During the Spatial planning, specific corridors are analysed and benchmarked with each other in order to arrive at a preferred route for the power grid, which will be submitted to the relevant authorities for permitting. During this phase, the knowledge of the Land owners about their own property as well as their preferences for micro-routing (esp. regarding the positions of pylons) should be tapped and well considered by the TSO. In the end, the route submitted for permitting should have included a maximum of individual input from the different property holders. Moreover, the legal procedure for financial compensation has to be clearly communicated to Land owners individually, so that roles, responsibilities, timelines and documentation needs are transparent from the start.

Further project-specific questions: 
  • How can individual Land owners be addressed individually to discuss the micro routing? 

  • How can the TSO obtain an overview of cadastral information on the Land owners that are affected by the preferred route?

Usual patterns: 

During the Permitting stage, it is important to keep Land owners informed about the ongoing process and potential changes to the routing as they arise from mandatory consultation procedures and input given by the Permitting authorities. Finally, compensation mechanisms have to be activated so that Land owners receive financial compensation before their land is first being accessed by the TSO and its contractors.

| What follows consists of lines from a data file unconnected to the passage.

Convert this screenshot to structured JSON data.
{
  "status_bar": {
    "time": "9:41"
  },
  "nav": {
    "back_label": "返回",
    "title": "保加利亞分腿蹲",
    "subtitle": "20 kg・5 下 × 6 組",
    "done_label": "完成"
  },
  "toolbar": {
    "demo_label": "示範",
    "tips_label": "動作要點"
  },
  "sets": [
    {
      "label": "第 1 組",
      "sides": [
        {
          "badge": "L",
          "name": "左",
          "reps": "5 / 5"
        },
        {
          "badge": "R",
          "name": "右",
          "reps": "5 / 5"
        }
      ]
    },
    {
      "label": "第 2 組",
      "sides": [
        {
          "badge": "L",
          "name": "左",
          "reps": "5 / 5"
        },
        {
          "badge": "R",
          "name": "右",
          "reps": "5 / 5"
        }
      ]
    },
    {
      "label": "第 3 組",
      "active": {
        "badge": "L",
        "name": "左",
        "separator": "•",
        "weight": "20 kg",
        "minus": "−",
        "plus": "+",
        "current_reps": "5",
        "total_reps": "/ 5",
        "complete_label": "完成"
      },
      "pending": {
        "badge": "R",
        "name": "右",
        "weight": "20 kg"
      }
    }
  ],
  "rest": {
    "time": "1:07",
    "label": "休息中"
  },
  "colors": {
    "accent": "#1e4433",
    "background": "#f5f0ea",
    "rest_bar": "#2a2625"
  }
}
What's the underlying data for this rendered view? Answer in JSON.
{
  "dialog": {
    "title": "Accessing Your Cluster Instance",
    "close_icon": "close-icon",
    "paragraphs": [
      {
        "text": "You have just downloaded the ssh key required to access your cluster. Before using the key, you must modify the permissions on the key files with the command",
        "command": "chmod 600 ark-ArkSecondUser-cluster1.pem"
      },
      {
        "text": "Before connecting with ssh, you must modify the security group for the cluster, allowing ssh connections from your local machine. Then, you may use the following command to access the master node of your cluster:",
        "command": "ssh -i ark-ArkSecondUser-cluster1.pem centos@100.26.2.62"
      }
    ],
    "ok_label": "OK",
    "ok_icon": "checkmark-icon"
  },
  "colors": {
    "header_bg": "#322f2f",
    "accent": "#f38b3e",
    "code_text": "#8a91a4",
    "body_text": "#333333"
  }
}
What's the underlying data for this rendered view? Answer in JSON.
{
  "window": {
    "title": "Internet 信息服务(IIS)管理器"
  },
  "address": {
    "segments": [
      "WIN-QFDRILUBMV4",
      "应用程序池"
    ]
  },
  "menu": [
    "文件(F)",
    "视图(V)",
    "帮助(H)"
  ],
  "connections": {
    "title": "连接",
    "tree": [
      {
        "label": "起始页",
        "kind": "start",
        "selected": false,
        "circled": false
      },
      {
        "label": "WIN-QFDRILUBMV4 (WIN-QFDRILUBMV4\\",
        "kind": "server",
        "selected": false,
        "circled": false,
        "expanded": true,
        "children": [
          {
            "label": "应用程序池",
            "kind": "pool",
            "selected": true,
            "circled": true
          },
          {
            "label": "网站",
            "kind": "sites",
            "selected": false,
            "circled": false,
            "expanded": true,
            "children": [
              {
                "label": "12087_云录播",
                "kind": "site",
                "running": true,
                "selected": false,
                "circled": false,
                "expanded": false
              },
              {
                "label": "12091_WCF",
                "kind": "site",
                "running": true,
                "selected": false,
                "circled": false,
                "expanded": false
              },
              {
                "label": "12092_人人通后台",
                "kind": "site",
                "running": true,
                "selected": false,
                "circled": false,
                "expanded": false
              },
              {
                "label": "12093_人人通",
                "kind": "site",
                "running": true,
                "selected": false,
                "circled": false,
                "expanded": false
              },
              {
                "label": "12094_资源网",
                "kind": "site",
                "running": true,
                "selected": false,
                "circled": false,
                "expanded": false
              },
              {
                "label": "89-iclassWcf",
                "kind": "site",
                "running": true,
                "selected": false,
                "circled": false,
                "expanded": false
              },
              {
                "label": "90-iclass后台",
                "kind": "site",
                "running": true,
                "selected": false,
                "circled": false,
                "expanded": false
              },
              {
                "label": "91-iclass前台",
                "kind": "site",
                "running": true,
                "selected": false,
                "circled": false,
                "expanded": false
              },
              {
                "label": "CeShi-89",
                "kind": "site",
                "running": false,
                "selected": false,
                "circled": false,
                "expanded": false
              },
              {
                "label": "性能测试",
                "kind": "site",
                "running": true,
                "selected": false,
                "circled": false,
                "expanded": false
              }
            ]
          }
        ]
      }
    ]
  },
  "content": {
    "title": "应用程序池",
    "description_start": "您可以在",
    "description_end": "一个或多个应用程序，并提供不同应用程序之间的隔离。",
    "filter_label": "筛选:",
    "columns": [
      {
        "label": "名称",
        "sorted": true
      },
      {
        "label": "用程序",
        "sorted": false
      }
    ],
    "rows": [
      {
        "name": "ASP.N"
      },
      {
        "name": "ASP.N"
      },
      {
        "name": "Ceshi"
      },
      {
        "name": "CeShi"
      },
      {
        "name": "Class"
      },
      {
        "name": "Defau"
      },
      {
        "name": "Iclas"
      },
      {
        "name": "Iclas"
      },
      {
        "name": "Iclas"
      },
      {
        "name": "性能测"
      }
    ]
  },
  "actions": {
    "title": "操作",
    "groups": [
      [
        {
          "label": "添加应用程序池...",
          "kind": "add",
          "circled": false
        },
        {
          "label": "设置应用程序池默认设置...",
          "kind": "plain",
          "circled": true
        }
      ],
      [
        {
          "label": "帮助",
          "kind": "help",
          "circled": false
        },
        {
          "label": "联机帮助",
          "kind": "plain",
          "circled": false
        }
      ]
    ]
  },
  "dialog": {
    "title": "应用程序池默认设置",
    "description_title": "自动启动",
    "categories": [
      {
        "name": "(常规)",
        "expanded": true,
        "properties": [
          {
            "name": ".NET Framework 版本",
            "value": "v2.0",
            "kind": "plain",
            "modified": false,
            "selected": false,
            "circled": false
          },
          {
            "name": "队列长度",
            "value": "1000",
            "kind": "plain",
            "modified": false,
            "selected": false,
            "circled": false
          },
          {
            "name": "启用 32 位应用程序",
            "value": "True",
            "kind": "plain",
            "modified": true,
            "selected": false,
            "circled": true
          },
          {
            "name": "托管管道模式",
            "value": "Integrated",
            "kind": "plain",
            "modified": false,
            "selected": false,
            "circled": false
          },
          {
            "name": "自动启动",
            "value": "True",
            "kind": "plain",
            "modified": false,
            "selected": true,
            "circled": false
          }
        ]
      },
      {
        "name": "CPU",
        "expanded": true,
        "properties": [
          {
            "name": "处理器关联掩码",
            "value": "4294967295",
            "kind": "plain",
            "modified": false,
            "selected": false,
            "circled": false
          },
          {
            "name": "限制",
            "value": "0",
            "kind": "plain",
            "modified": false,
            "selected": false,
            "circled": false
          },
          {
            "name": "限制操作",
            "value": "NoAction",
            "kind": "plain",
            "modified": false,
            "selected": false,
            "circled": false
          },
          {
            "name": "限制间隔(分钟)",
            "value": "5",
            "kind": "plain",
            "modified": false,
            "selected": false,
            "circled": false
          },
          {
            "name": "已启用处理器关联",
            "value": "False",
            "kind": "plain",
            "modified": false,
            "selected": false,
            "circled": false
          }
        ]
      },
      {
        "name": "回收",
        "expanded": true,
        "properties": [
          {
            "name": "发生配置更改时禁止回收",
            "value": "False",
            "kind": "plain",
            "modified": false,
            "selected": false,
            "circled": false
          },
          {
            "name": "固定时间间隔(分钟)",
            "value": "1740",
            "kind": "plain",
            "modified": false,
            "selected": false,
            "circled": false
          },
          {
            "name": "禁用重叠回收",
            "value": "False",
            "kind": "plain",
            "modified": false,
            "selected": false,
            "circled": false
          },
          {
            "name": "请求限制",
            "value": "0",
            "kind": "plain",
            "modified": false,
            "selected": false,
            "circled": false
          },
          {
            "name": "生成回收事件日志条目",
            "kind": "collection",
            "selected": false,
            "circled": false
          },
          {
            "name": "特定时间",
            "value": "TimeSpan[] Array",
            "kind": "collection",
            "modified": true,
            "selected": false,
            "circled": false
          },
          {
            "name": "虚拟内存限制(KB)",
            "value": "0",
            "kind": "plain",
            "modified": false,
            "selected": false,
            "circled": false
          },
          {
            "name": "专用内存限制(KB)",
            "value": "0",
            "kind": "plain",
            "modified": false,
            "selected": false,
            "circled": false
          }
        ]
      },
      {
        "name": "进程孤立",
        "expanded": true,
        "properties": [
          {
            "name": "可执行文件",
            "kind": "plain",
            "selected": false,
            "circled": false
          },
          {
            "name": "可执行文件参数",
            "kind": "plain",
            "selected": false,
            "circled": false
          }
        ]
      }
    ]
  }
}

Further project-specific questions: 
  • What essential steps of the legal permitting process are most important for Land owners? 

  • How can they be kept informed throughout the ongoing permitting procedure?

Usual patterns: 

Similarly, Land owners have to be engaged by the TSO during the construction of the grid project. Specifically, they should communicate as early as possible the precise construction schedule and activities that are to take place on the Land owners’ ground and property – as well as the repercussions that the construction activities will have on the economic use of the affected land.

Further project-specific questions: 
  • What is the best medium to reach all affected Land owners to inform them about upcoming construction activities? 

  • How can the impact on the economic use of the land be minimised during the Construction stage?

Adequate communication channels for participation/cooperation: 
Adequate communication formats for participation/cooperation: 
Usual patterns: 

Brochures and Fact sheets from TSOs and Permitting authorities can help to inform Land owners at large about legal requirements and practical procedures of financial compensation for the use of their property. 

Further project-specific questions: 
  • What are the legal requirements for compensation according to national legislation?
  •  In what way can it be presented in the least complex way?
Country-specific examples: 

In general, the possibilities and constraints for financially compensating individual Land owners are largely dependent on specific national legislation. Such legislation stipulates the means of calculating the amount of compensation as well as the procedure to disburse the funds. Moreover, in absence of such legislation, TSOs will likely have established their own rules and procedures for the financial compensation of Land owners.